### PROBLEM STATEMENT
Without adding or dropping anything, copy the entries below.

Items from a data source
·····

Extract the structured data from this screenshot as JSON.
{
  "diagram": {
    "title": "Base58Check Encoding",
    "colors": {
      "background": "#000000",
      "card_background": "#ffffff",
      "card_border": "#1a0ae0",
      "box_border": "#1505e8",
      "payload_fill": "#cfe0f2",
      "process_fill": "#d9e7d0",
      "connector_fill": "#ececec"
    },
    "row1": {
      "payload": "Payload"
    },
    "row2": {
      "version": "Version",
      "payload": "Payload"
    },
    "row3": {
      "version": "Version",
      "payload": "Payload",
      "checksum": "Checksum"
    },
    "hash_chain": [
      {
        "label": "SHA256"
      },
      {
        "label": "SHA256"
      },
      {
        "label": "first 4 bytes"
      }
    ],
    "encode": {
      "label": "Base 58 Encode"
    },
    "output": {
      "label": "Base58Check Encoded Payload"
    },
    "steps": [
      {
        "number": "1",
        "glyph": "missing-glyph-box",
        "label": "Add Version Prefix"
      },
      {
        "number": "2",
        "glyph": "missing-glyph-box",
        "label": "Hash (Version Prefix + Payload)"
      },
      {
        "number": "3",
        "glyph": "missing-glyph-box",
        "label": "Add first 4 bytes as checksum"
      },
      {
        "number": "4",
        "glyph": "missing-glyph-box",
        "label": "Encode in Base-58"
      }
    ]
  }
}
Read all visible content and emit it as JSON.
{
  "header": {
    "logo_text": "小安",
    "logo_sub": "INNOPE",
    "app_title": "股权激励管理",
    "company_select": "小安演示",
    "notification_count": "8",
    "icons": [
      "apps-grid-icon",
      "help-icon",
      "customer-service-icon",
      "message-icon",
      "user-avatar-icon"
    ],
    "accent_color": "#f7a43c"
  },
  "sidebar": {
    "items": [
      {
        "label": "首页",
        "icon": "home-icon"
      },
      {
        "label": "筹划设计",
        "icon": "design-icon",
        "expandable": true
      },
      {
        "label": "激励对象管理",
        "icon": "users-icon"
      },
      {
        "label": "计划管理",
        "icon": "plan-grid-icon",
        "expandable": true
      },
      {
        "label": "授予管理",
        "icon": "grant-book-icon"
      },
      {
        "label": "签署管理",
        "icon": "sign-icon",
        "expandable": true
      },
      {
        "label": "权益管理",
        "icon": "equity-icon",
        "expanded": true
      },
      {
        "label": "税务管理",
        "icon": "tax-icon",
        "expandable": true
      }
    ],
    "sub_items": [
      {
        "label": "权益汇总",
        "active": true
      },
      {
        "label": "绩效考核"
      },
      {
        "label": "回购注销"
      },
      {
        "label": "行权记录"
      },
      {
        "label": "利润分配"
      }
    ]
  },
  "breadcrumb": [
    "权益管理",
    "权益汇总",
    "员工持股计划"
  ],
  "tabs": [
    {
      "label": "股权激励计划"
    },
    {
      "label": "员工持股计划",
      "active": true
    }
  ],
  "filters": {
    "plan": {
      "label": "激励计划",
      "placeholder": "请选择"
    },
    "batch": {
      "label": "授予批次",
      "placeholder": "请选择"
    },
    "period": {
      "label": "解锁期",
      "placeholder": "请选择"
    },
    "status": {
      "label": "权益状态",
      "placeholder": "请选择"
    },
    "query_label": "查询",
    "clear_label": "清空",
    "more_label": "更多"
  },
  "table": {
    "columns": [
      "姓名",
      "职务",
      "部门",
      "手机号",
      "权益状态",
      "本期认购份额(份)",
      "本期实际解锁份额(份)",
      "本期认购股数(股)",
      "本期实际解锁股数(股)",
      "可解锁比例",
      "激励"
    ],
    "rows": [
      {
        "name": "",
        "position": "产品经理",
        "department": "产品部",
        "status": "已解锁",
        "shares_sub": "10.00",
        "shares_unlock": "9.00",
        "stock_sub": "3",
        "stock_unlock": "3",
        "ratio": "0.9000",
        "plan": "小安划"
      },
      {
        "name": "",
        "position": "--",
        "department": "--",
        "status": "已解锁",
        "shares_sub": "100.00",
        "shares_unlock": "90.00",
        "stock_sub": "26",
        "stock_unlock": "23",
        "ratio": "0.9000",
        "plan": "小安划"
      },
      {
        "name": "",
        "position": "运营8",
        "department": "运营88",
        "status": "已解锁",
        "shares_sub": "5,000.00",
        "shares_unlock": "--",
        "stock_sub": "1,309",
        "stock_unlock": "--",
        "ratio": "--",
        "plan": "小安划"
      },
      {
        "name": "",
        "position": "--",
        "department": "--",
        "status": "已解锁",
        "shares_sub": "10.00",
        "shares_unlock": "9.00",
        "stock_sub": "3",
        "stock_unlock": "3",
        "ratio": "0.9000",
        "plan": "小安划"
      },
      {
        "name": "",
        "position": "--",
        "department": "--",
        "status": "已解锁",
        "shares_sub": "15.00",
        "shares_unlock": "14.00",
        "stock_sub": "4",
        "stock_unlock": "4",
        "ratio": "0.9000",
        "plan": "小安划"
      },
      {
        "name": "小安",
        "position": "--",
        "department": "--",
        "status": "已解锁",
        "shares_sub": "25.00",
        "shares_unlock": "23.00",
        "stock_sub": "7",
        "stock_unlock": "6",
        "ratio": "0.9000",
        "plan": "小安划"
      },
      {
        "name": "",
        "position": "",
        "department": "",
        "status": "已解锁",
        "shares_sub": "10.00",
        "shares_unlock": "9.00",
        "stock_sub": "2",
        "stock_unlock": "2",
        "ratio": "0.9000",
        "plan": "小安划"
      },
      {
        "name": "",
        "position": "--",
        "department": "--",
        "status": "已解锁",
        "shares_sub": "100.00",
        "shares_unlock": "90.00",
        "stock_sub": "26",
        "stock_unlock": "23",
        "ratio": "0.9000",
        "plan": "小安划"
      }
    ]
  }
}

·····

### TASK RESULT
Extract the structured data from this screenshot as JSON.
{
  "diagram": {
    "title": "Base58Check Encoding",
    "colors": {
      "background": "#000000",
      "card_background": "#ffffff",
      "card_border": "#1a0ae0",
      "box_border": "#1505e8",
      "payload_fill": "#cfe0f2",
      "process_fill": "#d9e7d0",
      "connector_fill": "#ececec"
    },
    "row1": {
      "payload": "Payload"
    },
    "row2": {
      "version": "Version",
      "payload": "Payload"
    },
    "row3": {
      "version": "Version",
      "payload": "Payload",
      "checksum": "Checksum"
    },
    "hash_chain": [
      {
        "label": "SHA256"
      },
      {
        "label": "SHA256"
      },
      {
        "label": "first 4 bytes"
      }
    ],
    "encode": {
      "label": "Base 58 Encode"
    },
    "output": {
      "label": "Base58Check Encoded Payload"
    },
    "steps": [
      {
        "number": "1",
        "glyph": "missing-glyph-box",
        "label": "Add Version Prefix"
      },
      {
        "number": "2",
        "glyph": "missing-glyph-box",
        "label": "Hash (Version Prefix + Payload)"
      },
      {
        "number": "3",
        "glyph": "missing-glyph-box",
        "label": "Add first 4 bytes as checksum"
      },
      {
        "number": "4",
        "glyph": "missing-glyph-box",
        "label": "Encode in Base-58"
      }
    ]
  }
}
Read all visible content and emit it as JSON.
{
  "header": {
    "logo_text": "小安",
    "logo_sub": "INNOPE",
    "app_title": "股权激励管理",
    "company_select": "小安演示",
    "notification_count": "8",
    "icons": [
      "apps-grid-icon",
      "help-icon",
      "customer-service-icon",
      "message-icon",
      "user-avatar-icon"
    ],
    "accent_color": "#f7a43c"
  },
  "sidebar": {
    "items": [
      {
        "label": "首页",
        "icon": "home-icon"
      },
      {
        "label": "筹划设计",
        "icon": "design-icon",
        "expandable": true
      },
      {
        "label": "激励对象管理",
        "icon": "users-icon"
      },
      {
        "label": "计划管理",
        "icon": "plan-grid-icon",
        "expandable": true
      },
      {
        "label": "授予管理",
        "icon": "grant-book-icon"
      },
      {
        "label": "签署管理",
        "icon": "sign-icon",
        "expandable": true
      },
      {
        "label": "权益管理",
        "icon": "equity-icon",
        "expanded": true
      },
      {
        "label": "税务管理",
        "icon": "tax-icon",
        "expandable": true
      }
    ],
    "sub_items": [
      {
        "label": "权益汇总",
        "active": true
      },
      {
        "label": "绩效考核"
      },
      {
        "label": "回购注销"
      },
      {
        "label": "行权记录"
      },
      {
        "label": "利润分配"
      }
    ]
  },
  "breadcrumb": [
    "权益管理",
    "权益汇总",
    "员工持股计划"
  ],
  "tabs": [
    {
      "label": "股权激励计划"
    },
    {
      "label": "员工持股计划",
      "active": true
    }
  ],
  "filters": {
    "plan": {
      "label": "激励计划",
      "placeholder": "请选择"
    },
    "batch": {
      "label": "授予批次",
      "placeholder": "请选择"
    },
    "period": {
      "label": "解锁期",
      "placeholder": "请选择"
    },
    "status": {
      "label": "权益状态",
      "placeholder": "请选择"
    },
    "query_label": "查询",
    "clear_label": "清空",
    "more_label": "更多"
  },
  "table": {
    "columns": [
      "姓名",
      "职务",
      "部门",
      "手机号",
      "权益状态",
      "本期认购份额(份)",
      "本期实际解锁份额(份)",
      "本期认购股数(股)",
      "本期实际解锁股数(股)",
      "可解锁比例",
      "激励"
    ],
    "rows": [
      {
        "name": "",
        "position": "产品经理",
        "department": "产品部",
        "status": "已解锁",
        "shares_sub": "10.00",
        "shares_unlock": "9.00",
        "stock_sub": "3",
        "stock_unlock": "3",
        "ratio": "0.9000",
        "plan": "小安划"
      },
      {
        "name": "",
        "position": "--",
        "department": "--",
        "status": "已解锁",
        "shares_sub": "100.00",
        "shares_unlock": "90.00",
        "stock_sub": "26",
        "stock_unlock": "23",
        "ratio": "0.9000",
        "plan": "小安划"
      },
      {
        "name": "",
        "position": "运营8",
        "department": "运营88",
        "status": "已解锁",
        "shares_sub": "5,000.00",
        "shares_unlock": "--",
        "stock_sub": "1,309",
        "stock_unlock": "--",
        "ratio": "--",
        "plan": "小安划"
      },
      {
        "name": "",
        "position": "--",
        "department": "--",
        "status": "已解锁",
        "shares_sub": "10.00",
        "shares_unlock": "9.00",
        "stock_sub": "3",
        "stock_unlock": "3",
        "ratio": "0.9000",
        "plan": "小安划"
      },
      {
        "name": "",
        "position": "--",
        "department": "--",
        "status": "已解锁",
        "shares_sub": "15.00",
        "shares_unlock": "14.00",
        "stock_sub": "4",
        "stock_unlock": "4",
        "ratio": "0.9000",
        "plan": "小安划"
      },
      {
        "name": "小安",
        "position": "--",
        "department": "--",
        "status": "已解锁",
        "shares_sub": "25.00",
        "shares_unlock": "23.00",
        "stock_sub": "7",
        "stock_unlock": "6",
        "ratio": "0.9000",
        "plan": "小安划"
      },
      {
        "name": "",
        "position": "",
        "department": "",
        "status": "已解锁",
        "shares_sub": "10.00",
        "shares_unlock": "9.00",
        "stock_sub": "2",
        "stock_unlock": "2",
        "ratio": "0.9000",
        "plan": "小安划"
      },
      {
        "name": "",
        "position": "--",
        "department": "--",
        "status": "已解锁",
        "shares_sub": "100.00",
        "shares_unlock": "90.00",
        "stock_sub": "26",
        "stock_unlock": "23",
        "ratio": "0.9000",
        "plan": "小安划"
      }
    ]
  }
}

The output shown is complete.